El-Arish hospital also received the dead body of a 17-year-old woman along with nine other injured.
These deaths are likely to be less than the total number of civilian casualties, while large numbers of civilians have also been displaced.
When relative stability was regained on Friday morning, dozens of families began an exodus from Sheikh Zuwayed and the surrounding suburbs. Again, the Egyptian government has offered no number so it is hard to gauge the extent of the displacement.
"Despite people's fear to move on highways while confrontations are taking place between the military and terrorists, checkpoints were more crowded on Friday, mainly by pickup trucks loaded with the belongings of fleeing civilians," a Sheikh Zuwayed native who lives in El-Arish said. Two of his close relatives packed up and left on Friday.
Arriving in El-Arish, hundreds of Sheikh Zuwayed residents realised that although the clashes were over, they faced a new financial battle to rebuild their lives.
Transportation between Sheikh Zuwayed and El-Arish now costs as much as 100 Egyptian pounds ($12.50) per person, up drastically from an original six pounds ($0.80), while the cost of renting an apartment in the city has doubled.
Due to crippling curfews on Sheikh Zuwayed in recent years, many businesses have closed, putting such inflated prices out of most people’s reach.
In such circumstances, the state would normally intervene.
But when President Sisi and Prime Minister Ibrahim Mahlab visited El-Arish on July 4 and 6 respectively, neither of them unveiled even basic support for the displaced. No camps or alternative housing solutions were provided.
In the absence of mainstream news, people have taken to social media and are using it to try to fill the vacuum of aid left by the government.
Activists have launched an initiative called "The displaced are our family," where they began counting the number of impoverished evacuees and raising funds and donations to fulfill their needs. Others have volunteered to receive homeless families in their houses.
Many families, though, are still sleeping on the streets of El-Arish beside their packed belongings, while others have returned to Sheikh Zuwayed after failing to find accommodation.
Without a media presence, numbers are hard to ascertain, as are the exact circumstances surrounding what we can only guess were brutal clashes last week, with a likely brazen disregard for the lives of innocent civilians shown by one or both sides.
Mohannad Sabry is an Egyptian writer and author of a forthcoming book on Sinai's security and political affairs.
Help make quality journalism about crises possible
The New Humanitarian is an independent, non-profit newsroom founded in 1995. We deliver quality, reliable journalism about crises and big issues impacting the world today.
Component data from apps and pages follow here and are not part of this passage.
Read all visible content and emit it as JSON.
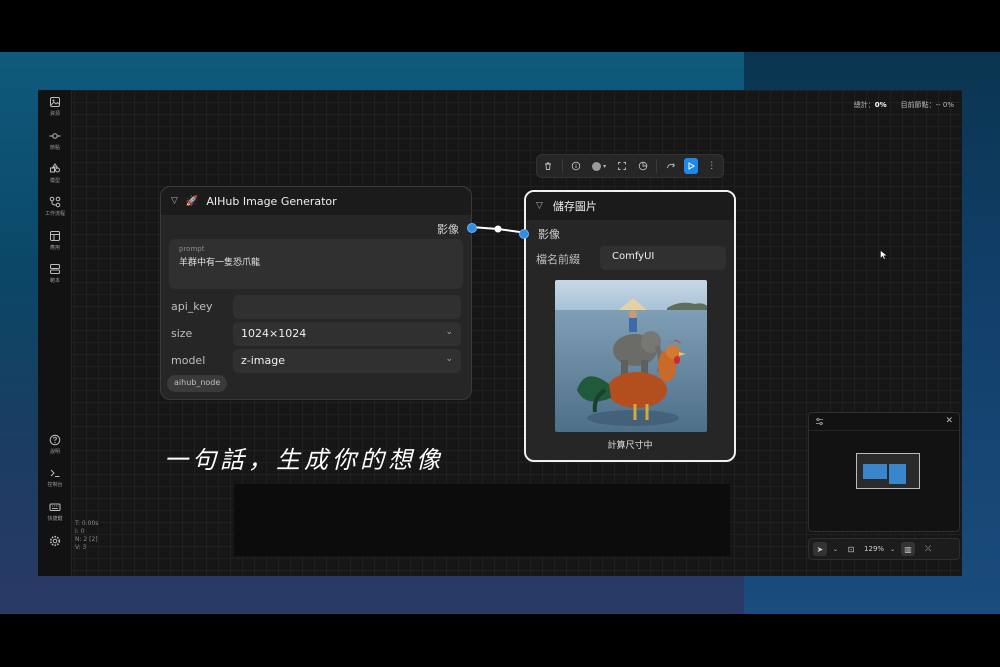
{
  "sidebar": {
    "items": [
      {
        "label": "資源",
        "icon": "image-icon"
      },
      {
        "label": "節點",
        "icon": "node-icon"
      },
      {
        "label": "模型",
        "icon": "model-icon"
      },
      {
        "label": "工作流程",
        "icon": "workflow-icon"
      },
      {
        "label": "應用",
        "icon": "app-icon"
      },
      {
        "label": "範本",
        "icon": "template-icon"
      }
    ],
    "bottom_items": [
      {
        "label": "說明",
        "icon": "help-icon"
      },
      {
        "label": "控制台",
        "icon": "terminal-icon"
      },
      {
        "label": "快捷鍵",
        "icon": "keyboard-icon"
      },
      {
        "label": "",
        "icon": "settings-icon"
      }
    ]
  },
  "stats": {
    "t": "T: 0.00s",
    "i": "I: 0",
    "n": "N: 2 [2]",
    "v": "V: 3"
  },
  "status": {
    "total_label": "總計：",
    "total_value": "0%",
    "current_label": "目前節點：",
    "current_value": "-- 0%"
  },
  "node_generator": {
    "title": "AIHub Image Generator",
    "title_icon": "rocket-icon",
    "output_label": "影像",
    "prompt_label": "prompt",
    "prompt_value": "羊群中有一隻恐爪龍",
    "api_key_label": "api_key",
    "api_key_value": "",
    "size_label": "size",
    "size_value": "1024×1024",
    "model_label": "model",
    "model_value": "z-image",
    "tag": "aihub_node"
  },
  "node_save": {
    "title": "儲存圖片",
    "input_label": "影像",
    "prefix_label": "檔名前綴",
    "prefix_value": "ComfyUI",
    "caption": "計算尺寸中"
  },
  "subtitle": "一句話，生成你的想像",
  "zoom": {
    "level": "129%"
  },
  "colors": {
    "accent": "#1d8ae8",
    "port": "#2f8fe0"
  }
}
Our reporting on humanitarian aid has uncovered sex scandals, scams, data breaches, corruption, and much more.
Our readers trust us to hold power in the multi-billion-dollar aid sector accountable and to amplify the voices of those impacted by crises. We’re on the ground, reporting from the front lines, to bring you the inside story.
We keep our journalism free – no paywalls – thanks to the support of donors and readers like you who believe we need more independent journalism in the world. Your contribution means we can continue delivering award-winning journalism about crises. Become a member of The New Humanitarian today.